BRIEF. Below are the records; pull every line that includes "this".

○ ○ ○ ○ ○

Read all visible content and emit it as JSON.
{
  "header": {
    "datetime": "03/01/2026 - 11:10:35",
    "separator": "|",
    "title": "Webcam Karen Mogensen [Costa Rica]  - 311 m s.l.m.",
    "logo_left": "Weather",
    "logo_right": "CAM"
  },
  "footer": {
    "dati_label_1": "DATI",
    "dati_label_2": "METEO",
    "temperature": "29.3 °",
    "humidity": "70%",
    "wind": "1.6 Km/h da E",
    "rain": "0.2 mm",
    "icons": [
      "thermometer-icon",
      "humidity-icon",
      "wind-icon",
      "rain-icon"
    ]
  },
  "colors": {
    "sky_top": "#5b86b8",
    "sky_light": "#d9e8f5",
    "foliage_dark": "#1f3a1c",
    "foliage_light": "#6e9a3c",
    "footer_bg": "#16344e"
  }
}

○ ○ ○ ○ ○

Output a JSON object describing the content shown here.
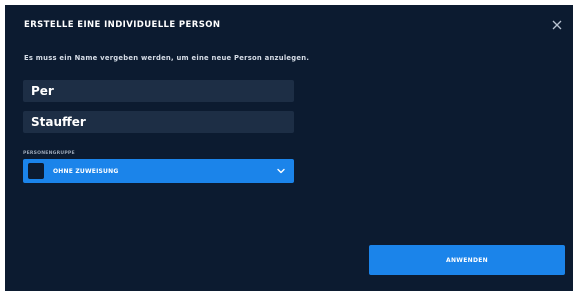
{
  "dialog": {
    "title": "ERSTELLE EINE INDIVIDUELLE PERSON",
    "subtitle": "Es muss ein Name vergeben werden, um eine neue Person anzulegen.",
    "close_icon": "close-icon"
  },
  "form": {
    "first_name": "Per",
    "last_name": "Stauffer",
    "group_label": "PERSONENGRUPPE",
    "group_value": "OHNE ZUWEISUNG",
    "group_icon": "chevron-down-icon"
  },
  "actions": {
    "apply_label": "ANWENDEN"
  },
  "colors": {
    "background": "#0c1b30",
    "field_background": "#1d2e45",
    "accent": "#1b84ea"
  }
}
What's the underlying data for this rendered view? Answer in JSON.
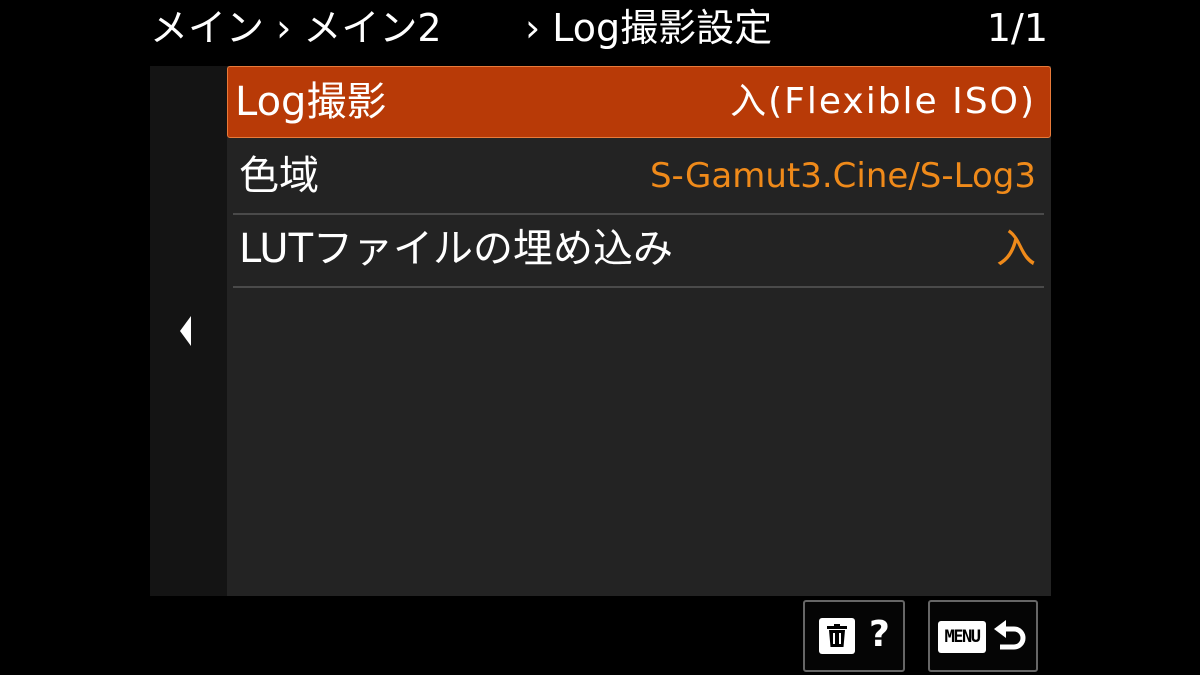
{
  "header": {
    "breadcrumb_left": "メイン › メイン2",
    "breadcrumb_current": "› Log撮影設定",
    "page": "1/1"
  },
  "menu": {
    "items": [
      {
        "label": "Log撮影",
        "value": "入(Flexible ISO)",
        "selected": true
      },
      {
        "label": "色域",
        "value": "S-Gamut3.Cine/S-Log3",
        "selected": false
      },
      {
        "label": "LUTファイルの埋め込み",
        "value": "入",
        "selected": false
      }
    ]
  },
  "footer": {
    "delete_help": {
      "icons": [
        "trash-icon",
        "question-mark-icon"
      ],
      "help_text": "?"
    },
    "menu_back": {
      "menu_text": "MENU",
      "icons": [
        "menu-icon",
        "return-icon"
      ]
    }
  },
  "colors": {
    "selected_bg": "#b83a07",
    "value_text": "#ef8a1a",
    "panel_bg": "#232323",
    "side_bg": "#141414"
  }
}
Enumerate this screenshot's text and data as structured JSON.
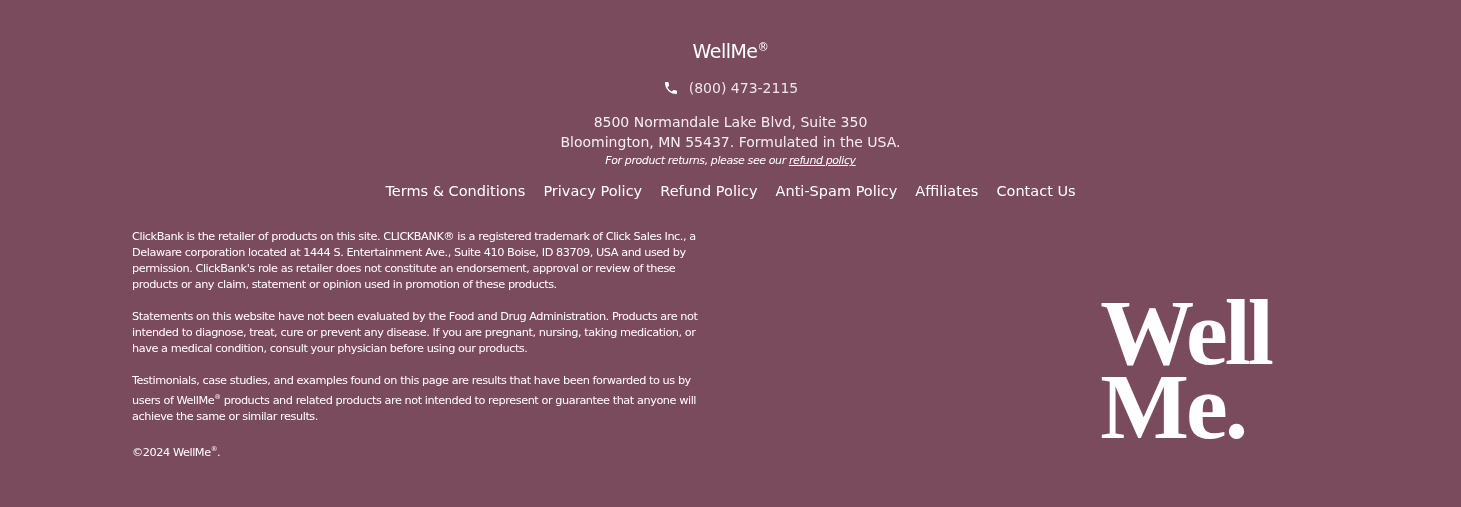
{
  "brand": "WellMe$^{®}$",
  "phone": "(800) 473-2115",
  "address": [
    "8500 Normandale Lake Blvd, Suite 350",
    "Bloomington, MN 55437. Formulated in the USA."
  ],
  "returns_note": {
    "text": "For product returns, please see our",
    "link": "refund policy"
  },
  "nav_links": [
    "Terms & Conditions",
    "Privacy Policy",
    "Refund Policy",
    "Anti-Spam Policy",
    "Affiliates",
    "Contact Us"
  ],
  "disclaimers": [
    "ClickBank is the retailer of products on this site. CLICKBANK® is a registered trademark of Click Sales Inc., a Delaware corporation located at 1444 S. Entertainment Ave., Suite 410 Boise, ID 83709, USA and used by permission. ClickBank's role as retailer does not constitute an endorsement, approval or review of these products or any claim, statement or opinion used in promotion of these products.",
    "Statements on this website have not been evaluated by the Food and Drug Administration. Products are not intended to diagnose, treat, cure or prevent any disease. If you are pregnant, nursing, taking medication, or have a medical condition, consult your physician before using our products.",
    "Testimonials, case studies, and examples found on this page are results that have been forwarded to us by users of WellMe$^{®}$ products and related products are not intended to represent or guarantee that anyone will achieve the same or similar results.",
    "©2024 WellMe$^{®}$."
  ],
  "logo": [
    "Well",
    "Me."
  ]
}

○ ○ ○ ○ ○

SOLUTION.
What's the underlying data for this rendered view? Answer in JSON.
Enumerate this screenshot's text and data as structured JSON.
    "ClickBank is the retailer of products on this site. CLICKBANK® is a registered trademark of Click Sales Inc., a Delaware corporation located at 1444 S. Entertainment Ave., Suite 410 Boise, ID 83709, USA and used by permission. ClickBank's role as retailer does not constitute an endorsement, approval or review of these products or any claim, statement or opinion used in promotion of these products.",
    "Statements on this website have not been evaluated by the Food and Drug Administration. Products are not intended to diagnose, treat, cure or prevent any disease. If you are pregnant, nursing, taking medication, or have a medical condition, consult your physician before using our products.",
    "Testimonials, case studies, and examples found on this page are results that have been forwarded to us by users of WellMe$^{®}$ products and related products are not intended to represent or guarantee that anyone will achieve the same or similar results.",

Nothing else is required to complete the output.